VOCs are a preoccupation to the major actors of the energy field such as Total, Shell or Bouygues as well as governments and public institutions. They are leaders in research on pollution and are producing data that is essential for a better comprehension of how pollutants can impact ecosystems and their interactions with our society, being agriculture, fuel production, or industrial development.

VOCs can be sorted into three categories:

  • • BTEX (benzene, toluene, ethyl benzene, xylene) or mono cyclic aromatic hydrocarbon (MAH)

  • • Polycyclic aromatic hydrocarbon (PAH)

  • • Aldehydes (acetaldehyde and formaldehyde)

VOCs have a major impact on health and environment.
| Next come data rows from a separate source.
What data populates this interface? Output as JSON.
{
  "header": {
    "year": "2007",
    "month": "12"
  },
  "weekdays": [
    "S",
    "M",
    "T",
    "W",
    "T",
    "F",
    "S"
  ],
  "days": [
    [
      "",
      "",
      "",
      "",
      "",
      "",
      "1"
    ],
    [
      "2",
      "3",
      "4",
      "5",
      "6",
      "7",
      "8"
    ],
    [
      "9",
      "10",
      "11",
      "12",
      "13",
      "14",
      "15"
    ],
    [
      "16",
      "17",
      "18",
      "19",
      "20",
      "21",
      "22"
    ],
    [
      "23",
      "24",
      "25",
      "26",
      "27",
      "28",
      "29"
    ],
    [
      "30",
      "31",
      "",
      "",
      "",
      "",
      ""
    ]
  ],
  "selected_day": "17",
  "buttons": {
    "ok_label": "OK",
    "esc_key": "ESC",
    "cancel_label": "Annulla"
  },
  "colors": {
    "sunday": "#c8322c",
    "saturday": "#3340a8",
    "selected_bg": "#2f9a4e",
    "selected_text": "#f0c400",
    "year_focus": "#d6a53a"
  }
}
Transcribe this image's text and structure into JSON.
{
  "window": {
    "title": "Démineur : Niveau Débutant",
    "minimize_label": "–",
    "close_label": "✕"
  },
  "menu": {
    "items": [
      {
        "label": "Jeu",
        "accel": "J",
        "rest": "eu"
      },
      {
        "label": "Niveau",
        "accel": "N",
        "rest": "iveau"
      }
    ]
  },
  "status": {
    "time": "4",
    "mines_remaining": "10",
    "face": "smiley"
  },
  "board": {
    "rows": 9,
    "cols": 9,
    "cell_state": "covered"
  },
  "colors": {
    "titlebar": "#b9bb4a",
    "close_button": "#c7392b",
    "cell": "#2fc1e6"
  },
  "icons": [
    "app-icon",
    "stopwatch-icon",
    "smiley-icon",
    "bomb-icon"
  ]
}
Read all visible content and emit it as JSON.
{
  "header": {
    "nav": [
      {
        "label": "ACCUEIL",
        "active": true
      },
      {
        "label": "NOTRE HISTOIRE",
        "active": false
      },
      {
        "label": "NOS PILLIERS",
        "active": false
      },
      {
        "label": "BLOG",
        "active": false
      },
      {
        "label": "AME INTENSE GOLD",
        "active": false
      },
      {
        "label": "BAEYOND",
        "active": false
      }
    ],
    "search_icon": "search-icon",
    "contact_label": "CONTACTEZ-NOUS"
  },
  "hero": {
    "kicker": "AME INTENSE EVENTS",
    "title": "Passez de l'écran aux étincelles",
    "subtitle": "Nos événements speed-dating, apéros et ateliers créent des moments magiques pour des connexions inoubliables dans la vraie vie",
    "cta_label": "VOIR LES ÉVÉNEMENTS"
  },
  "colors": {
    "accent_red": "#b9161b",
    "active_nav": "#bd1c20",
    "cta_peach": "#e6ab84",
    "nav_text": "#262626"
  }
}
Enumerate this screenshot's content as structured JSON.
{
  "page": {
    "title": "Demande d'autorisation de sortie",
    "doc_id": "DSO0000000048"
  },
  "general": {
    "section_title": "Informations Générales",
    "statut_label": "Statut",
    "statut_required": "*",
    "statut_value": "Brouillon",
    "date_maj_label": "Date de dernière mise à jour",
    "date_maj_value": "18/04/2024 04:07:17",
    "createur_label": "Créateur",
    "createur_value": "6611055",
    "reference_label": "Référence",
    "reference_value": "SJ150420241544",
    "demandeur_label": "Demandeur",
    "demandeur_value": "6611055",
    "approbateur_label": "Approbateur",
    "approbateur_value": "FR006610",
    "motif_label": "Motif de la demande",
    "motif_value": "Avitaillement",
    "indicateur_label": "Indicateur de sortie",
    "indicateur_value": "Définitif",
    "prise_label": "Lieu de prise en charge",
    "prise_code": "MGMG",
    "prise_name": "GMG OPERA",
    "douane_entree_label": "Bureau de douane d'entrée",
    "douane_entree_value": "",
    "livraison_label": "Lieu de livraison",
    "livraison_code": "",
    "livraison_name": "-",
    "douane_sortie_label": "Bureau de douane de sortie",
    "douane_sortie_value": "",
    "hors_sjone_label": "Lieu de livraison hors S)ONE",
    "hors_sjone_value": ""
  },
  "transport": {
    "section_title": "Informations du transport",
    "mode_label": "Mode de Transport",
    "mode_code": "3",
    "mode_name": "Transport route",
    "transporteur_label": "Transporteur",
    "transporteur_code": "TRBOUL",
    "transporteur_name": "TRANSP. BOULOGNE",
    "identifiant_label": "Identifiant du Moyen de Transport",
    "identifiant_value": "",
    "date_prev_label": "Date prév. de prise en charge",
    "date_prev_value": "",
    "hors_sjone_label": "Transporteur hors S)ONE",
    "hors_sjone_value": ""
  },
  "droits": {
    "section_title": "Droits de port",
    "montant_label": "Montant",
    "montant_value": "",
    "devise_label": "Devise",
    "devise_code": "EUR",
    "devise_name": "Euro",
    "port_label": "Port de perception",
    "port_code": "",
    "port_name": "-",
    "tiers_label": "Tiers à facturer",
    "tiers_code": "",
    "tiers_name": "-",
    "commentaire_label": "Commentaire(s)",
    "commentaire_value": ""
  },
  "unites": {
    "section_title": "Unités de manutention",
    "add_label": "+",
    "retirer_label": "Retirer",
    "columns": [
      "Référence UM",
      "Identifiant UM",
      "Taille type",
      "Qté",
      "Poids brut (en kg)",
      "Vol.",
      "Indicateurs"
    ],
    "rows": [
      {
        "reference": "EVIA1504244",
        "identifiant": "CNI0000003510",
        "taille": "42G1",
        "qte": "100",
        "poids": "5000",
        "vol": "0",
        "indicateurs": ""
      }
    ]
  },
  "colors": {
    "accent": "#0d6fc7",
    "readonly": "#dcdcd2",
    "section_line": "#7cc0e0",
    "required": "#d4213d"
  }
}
The most noxious VOC compound is benzene, which was classified as a carcinogenic compound (group 1) by the CIRC in 1987. It causes serious hematologic damages: toxicity of lymphocytes consequent to intermediate or high exposure, decrease in blood cells, aplastic anemia (decrease in red blood cell production due to decline in white blood cells and platelets) and even leukemia if the benzene and its derivatives (such as toluene and xylene) exposure is chronic.

Polycyclic aromatic hydrocarbons are toxic, persistent organic pollutant because of four features:

  • • Environment persistence

  • • Living tissues bioaccumulation (bioaccumulation in living tissues)

  • • Spreading on long distance

  • • Population exposure to these pollutants

Although their effect on human health are only partially known, scientists have demonstrated some of their effects:

  • • Systemic effect (hepatic, hematologic, immunologic)

  • • Reproductive toxicity

  • • Genetic toxicity

  • • Carcinogen

Aldehydes are toxics for human health: formaldehyde is classified as a carcinogen by the CIRC and aldehyde is classified as a likely carcinogen. Therefore, to protect populations and the environment against harmful pollutants, regulations were set up and air quality is supervised by European directives.

Pollutant diversity in air and water is so important that no single means of detection can exist. Various means of detection and quantification have to be adapted to the pollutants as well as the targeted environment in which the pollutant is present. Many methods exist and have been classified into two main groups: Active and Passive detectors. Those technologies are then subdivided according to their analysis type: Physical, Chemical or Biological [4][5][6][7].

References (links are provided when available):

  1. Laurence Monnoyer-Smith, Anne Bottin, Commissariat Général au développement durable, "Bilan de la qualité de l’air en France en 2014 et principales tendances observées sur la période 2000-2014", September 2015.

  2. "Bilan de la qualité de l’air en France en 2012 et principales tendances observées sur la période 2000-2012", Energy and climate executive management, 2012.

  3. AIRPARIF, association for air quality monitoring in Ile de France (France).

  4. Active sampling measurement (norme NF EN 14662-1), November 2005.

  5. Active sampling measurement (norme NF EN14662-4), November 2005.

  6. Ministère de l'écologie, du développement durable, des transports et du logement (MEDDTL), "Stratégie de mesure des niveaux de concentration en benzène, toluène, éthylbenzène et xylènes dans l’air ambiant autour d’installations classées", October 2010.

  7. Jarque S., Bittner M., Blaha L., Hilscherova K., "Yeast Biosensors for Detection of Environmental Pollutants: Current State and Limitations." Trends in Biotechnology, 2016.